The records are to be repeated exactly, and any images in them are to be dropped.

** Opening Available data block **

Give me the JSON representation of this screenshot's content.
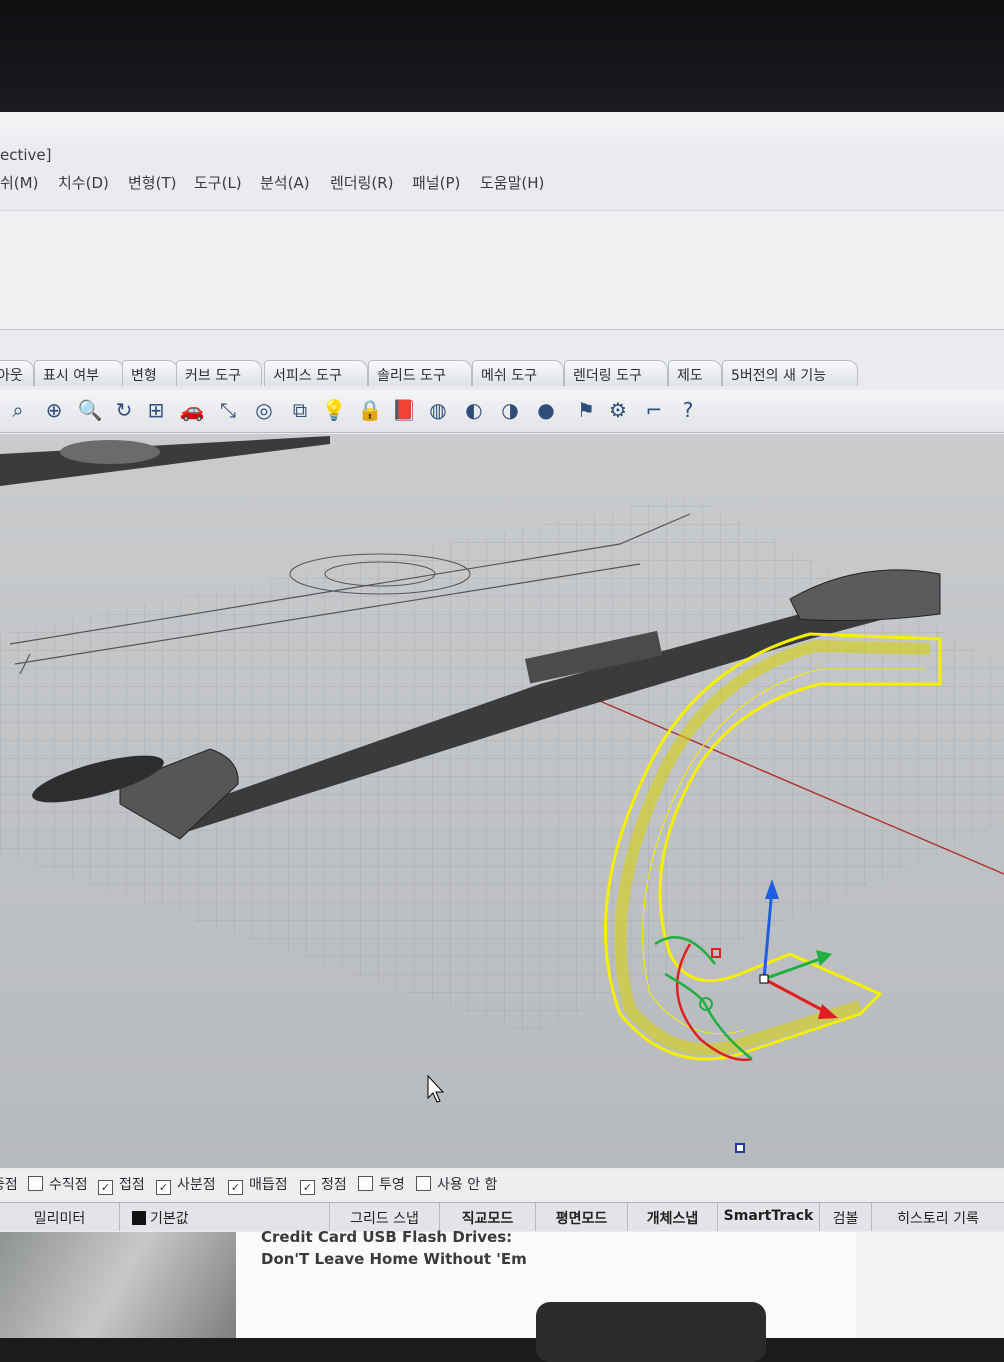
{
  "window": {
    "title_fragment": "ective]"
  },
  "menu": [
    {
      "label": "쉬(M)"
    },
    {
      "label": "치수(D)"
    },
    {
      "label": "변형(T)"
    },
    {
      "label": "도구(L)"
    },
    {
      "label": "분석(A)"
    },
    {
      "label": "렌더링(R)"
    },
    {
      "label": "패널(P)"
    },
    {
      "label": "도움말(H)"
    }
  ],
  "toolbar_tabs": [
    {
      "label": "아웃"
    },
    {
      "label": "표시 여부"
    },
    {
      "label": "변형"
    },
    {
      "label": "커브 도구"
    },
    {
      "label": "서피스 도구"
    },
    {
      "label": "솔리드 도구"
    },
    {
      "label": "메쉬 도구"
    },
    {
      "label": "렌더링 도구"
    },
    {
      "label": "제도"
    },
    {
      "label": "5버전의 새 기능"
    }
  ],
  "tools": [
    {
      "icon": "lasso-zoom-icon",
      "glyph": "⌕"
    },
    {
      "icon": "zoom-extents-icon",
      "glyph": "⊕"
    },
    {
      "icon": "zoom-window-icon",
      "glyph": "🔍"
    },
    {
      "icon": "rotate-view-icon",
      "glyph": "↻"
    },
    {
      "icon": "four-viewports-icon",
      "glyph": "⊞"
    },
    {
      "icon": "car-render-icon",
      "glyph": "🚗"
    },
    {
      "icon": "select-icon",
      "glyph": "⤡"
    },
    {
      "icon": "circle-tool-icon",
      "glyph": "◎"
    },
    {
      "icon": "transform-icon",
      "glyph": "⧉"
    },
    {
      "icon": "light-bulb-icon",
      "glyph": "💡"
    },
    {
      "icon": "lock-icon",
      "glyph": "🔒"
    },
    {
      "icon": "material-book-icon",
      "glyph": "📕"
    },
    {
      "icon": "color-wheel-icon",
      "glyph": "◍"
    },
    {
      "icon": "shaded-sphere-icon",
      "glyph": "◐"
    },
    {
      "icon": "rendered-sphere-icon",
      "glyph": "◑"
    },
    {
      "icon": "blue-sphere-icon",
      "glyph": "●"
    },
    {
      "icon": "flag-icon",
      "glyph": "⚑"
    },
    {
      "icon": "gear-icon",
      "glyph": "⚙"
    },
    {
      "icon": "dimension-icon",
      "glyph": "⌐"
    },
    {
      "icon": "help-icon",
      "glyph": "?"
    }
  ],
  "osnap": [
    {
      "label": "중점",
      "checked": false,
      "partial": true
    },
    {
      "label": "수직점",
      "checked": false
    },
    {
      "label": "접점",
      "checked": true
    },
    {
      "label": "사분점",
      "checked": true
    },
    {
      "label": "매듭점",
      "checked": true
    },
    {
      "label": "정점",
      "checked": true
    },
    {
      "label": "투영",
      "checked": false
    },
    {
      "label": "사용 안 함",
      "checked": false
    }
  ],
  "status": {
    "units": "밀리미터",
    "layer": "기본값",
    "grid_snap": "그리드 스냅",
    "ortho": "직교모드",
    "planar": "평면모드",
    "osnap": "개체스냅",
    "smarttrack": "SmartTrack",
    "gumball": "검볼",
    "history": "히스토리 기록"
  },
  "background_page": {
    "line1": "Credit Card USB Flash Drives:",
    "line2": "Don'T Leave Home Without 'Em"
  },
  "colors": {
    "selection_yellow": "#f5f000",
    "axis_red": "#e02020",
    "axis_green": "#20b040",
    "axis_blue": "#1e5fe0",
    "model_dark": "#3a3b3d"
  }
}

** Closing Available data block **

▶ **Solved exercise**
Give me the JSON representation of this screenshot's content.
{
  "window": {
    "title_fragment": "ective]"
  },
  "menu": [
    {
      "label": "쉬(M)"
    },
    {
      "label": "치수(D)"
    },
    {
      "label": "변형(T)"
    },
    {
      "label": "도구(L)"
    },
    {
      "label": "분석(A)"
    },
    {
      "label": "렌더링(R)"
    },
    {
      "label": "패널(P)"
    },
    {
      "label": "도움말(H)"
    }
  ],
  "toolbar_tabs": [
    {
      "label": "아웃"
    },
    {
      "label": "표시 여부"
    },
    {
      "label": "변형"
    },
    {
      "label": "커브 도구"
    },
    {
      "label": "서피스 도구"
    },
    {
      "label": "솔리드 도구"
    },
    {
      "label": "메쉬 도구"
    },
    {
      "label": "렌더링 도구"
    },
    {
      "label": "제도"
    },
    {
      "label": "5버전의 새 기능"
    }
  ],
  "tools": [
    {
      "icon": "lasso-zoom-icon",
      "glyph": "⌕"
    },
    {
      "icon": "zoom-extents-icon",
      "glyph": "⊕"
    },
    {
      "icon": "zoom-window-icon",
      "glyph": "🔍"
    },
    {
      "icon": "rotate-view-icon",
      "glyph": "↻"
    },
    {
      "icon": "four-viewports-icon",
      "glyph": "⊞"
    },
    {
      "icon": "car-render-icon",
      "glyph": "🚗"
    },
    {
      "icon": "select-icon",
      "glyph": "⤡"
    },
    {
      "icon": "circle-tool-icon",
      "glyph": "◎"
    },
    {
      "icon": "transform-icon",
      "glyph": "⧉"
    },
    {
      "icon": "light-bulb-icon",
      "glyph": "💡"
    },
    {
      "icon": "lock-icon",
      "glyph": "🔒"
    },
    {
      "icon": "material-book-icon",
      "glyph": "📕"
    },
    {
      "icon": "color-wheel-icon",
      "glyph": "◍"
    },
    {
      "icon": "shaded-sphere-icon",
      "glyph": "◐"
    },
    {
      "icon": "rendered-sphere-icon",
      "glyph": "◑"
    },
    {
      "icon": "blue-sphere-icon",
      "glyph": "●"
    },
    {
      "icon": "flag-icon",
      "glyph": "⚑"
    },
    {
      "icon": "gear-icon",
      "glyph": "⚙"
    },
    {
      "icon": "dimension-icon",
      "glyph": "⌐"
    },
    {
      "icon": "help-icon",
      "glyph": "?"
    }
  ],
  "osnap": [
    {
      "label": "중점",
      "checked": false,
      "partial": true
    },
    {
      "label": "수직점",
      "checked": false
    },
    {
      "label": "접점",
      "checked": true
    },
    {
      "label": "사분점",
      "checked": true
    },
    {
      "label": "매듭점",
      "checked": true
    },
    {
      "label": "정점",
      "checked": true
    },
    {
      "label": "투영",
      "checked": false
    },
    {
      "label": "사용 안 함",
      "checked": false
    }
  ],
  "status": {
    "units": "밀리미터",
    "layer": "기본값",
    "grid_snap": "그리드 스냅",
    "ortho": "직교모드",
    "planar": "평면모드",
    "osnap": "개체스냅",
    "smarttrack": "SmartTrack",
    "gumball": "검볼",
    "history": "히스토리 기록"
  },
  "background_page": {
    "line1": "Credit Card USB Flash Drives:",
    "line2": "Don'T Leave Home Without 'Em"
  },
  "colors": {
    "selection_yellow": "#f5f000",
    "axis_red": "#e02020",
    "axis_green": "#20b040",
    "axis_blue": "#1e5fe0",
    "model_dark": "#3a3b3d"
  }
}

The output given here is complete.